In theory, Apple is a computer company. In practice, its most important product is a handheld computer called the iPhone, as this NYT piece makes clear.
Toni Sacconaghi, an analyst at Sanford C. Bernstein, says the gross profit margin for the iPhone is close to 50 percent. Because the iPhone is Apple’s most popular product — with more than 39 million sold in the last quarter — it accounts for a disproportionately large percentage of Apple’s overall profit, somewhere between 60 and 70 percent, Mr. Sacconaghi said.
“Apple is now so big that it takes a lot to make it grow appreciably,” Mr. Sacconaghi said. It’s producing an impressive interrelated ecosystem of products and services, including its forthcoming digital watches, its new digital payment system, its revived Mac line, refreshed iPads and new software operating systems. Even if all of its ventures succeed, none are likely in the next year or two to rival the financial impact of the iPhone. “The iPhone is the core of Apple right now,” he said.

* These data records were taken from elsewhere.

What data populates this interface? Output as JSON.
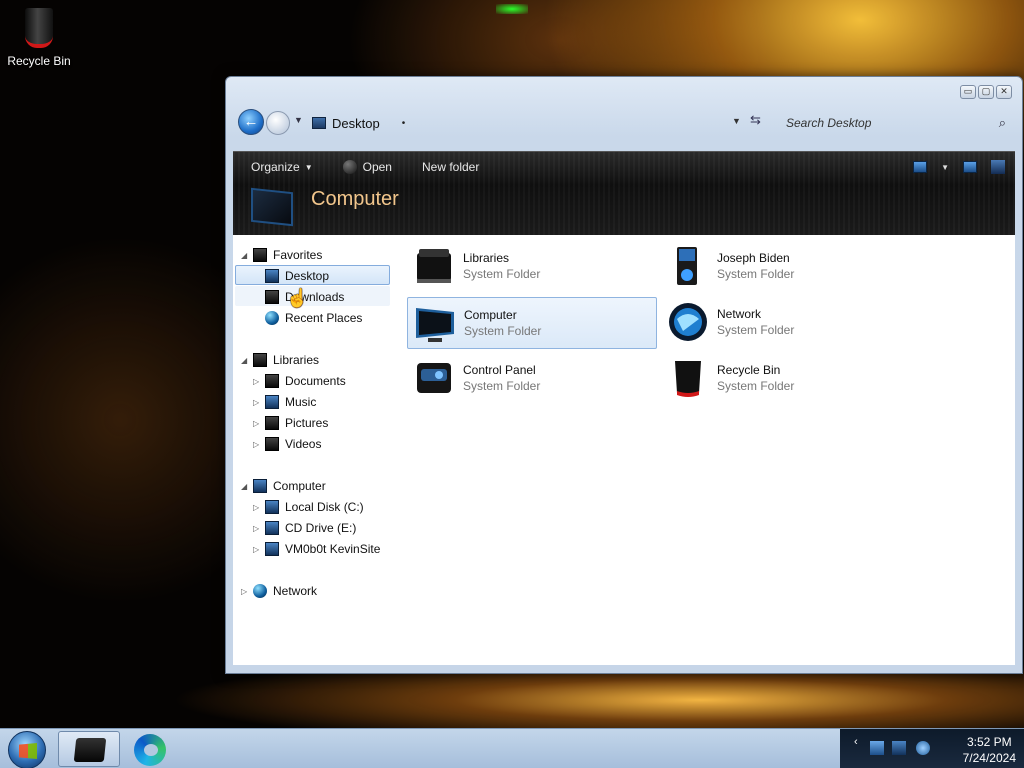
{
  "desktop": {
    "icons": [
      {
        "label": "Recycle Bin",
        "icon": "recycle-bin-icon"
      }
    ]
  },
  "window": {
    "address": {
      "path": "Desktop"
    },
    "search": {
      "placeholder": "Search Desktop"
    },
    "caption_buttons": {
      "minimize": "▭",
      "maximize": "▢",
      "close": "✕"
    },
    "commands": {
      "organize": "Organize",
      "open": "Open",
      "new_folder": "New folder"
    },
    "header": {
      "title": "Computer"
    },
    "nav": {
      "favorites": "Favorites",
      "desktop": "Desktop",
      "downloads": "Downloads",
      "recent_places": "Recent Places",
      "libraries": "Libraries",
      "documents": "Documents",
      "music": "Music",
      "pictures": "Pictures",
      "videos": "Videos",
      "computer": "Computer",
      "local_disk": "Local Disk (C:)",
      "cd_drive": "CD Drive (E:)",
      "vm_share": "VM0b0t KevinSite",
      "network": "Network"
    },
    "items": [
      {
        "name": "Libraries",
        "type": "System Folder",
        "icon": "libraries-icon"
      },
      {
        "name": "Joseph Biden",
        "type": "System Folder",
        "icon": "user-folder-icon"
      },
      {
        "name": "Computer",
        "type": "System Folder",
        "icon": "computer-icon"
      },
      {
        "name": "Network",
        "type": "System Folder",
        "icon": "network-icon"
      },
      {
        "name": "Control Panel",
        "type": "System Folder",
        "icon": "control-panel-icon"
      },
      {
        "name": "Recycle Bin",
        "type": "System Folder",
        "icon": "recycle-bin-icon"
      }
    ]
  },
  "taskbar": {
    "clock": {
      "time": "3:52 PM",
      "date": "7/24/2024"
    },
    "tray_chevron": "‹"
  },
  "colors": {
    "accent": "#1f6fc9",
    "header_title": "#f2c68c",
    "taskbar": "#b5c9e2"
  }
}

In a sense, it’s the core of the stock market as well. Apple is the biggest company, by market capitalization, in the world. Apple accounts for about 3.5 percent of the weighting of the Standard & Poor’s 500-stock index. And, through Thursday, because its stock has performed magnificently while the overall market has not, Apple accounted for 18 percent of the entire rise of the S.&P. 500 index this year, according to calculations by Paul Hickey, co-founder of the Bespoke Investment Group. And the engine driving Apple shares is the iPhone.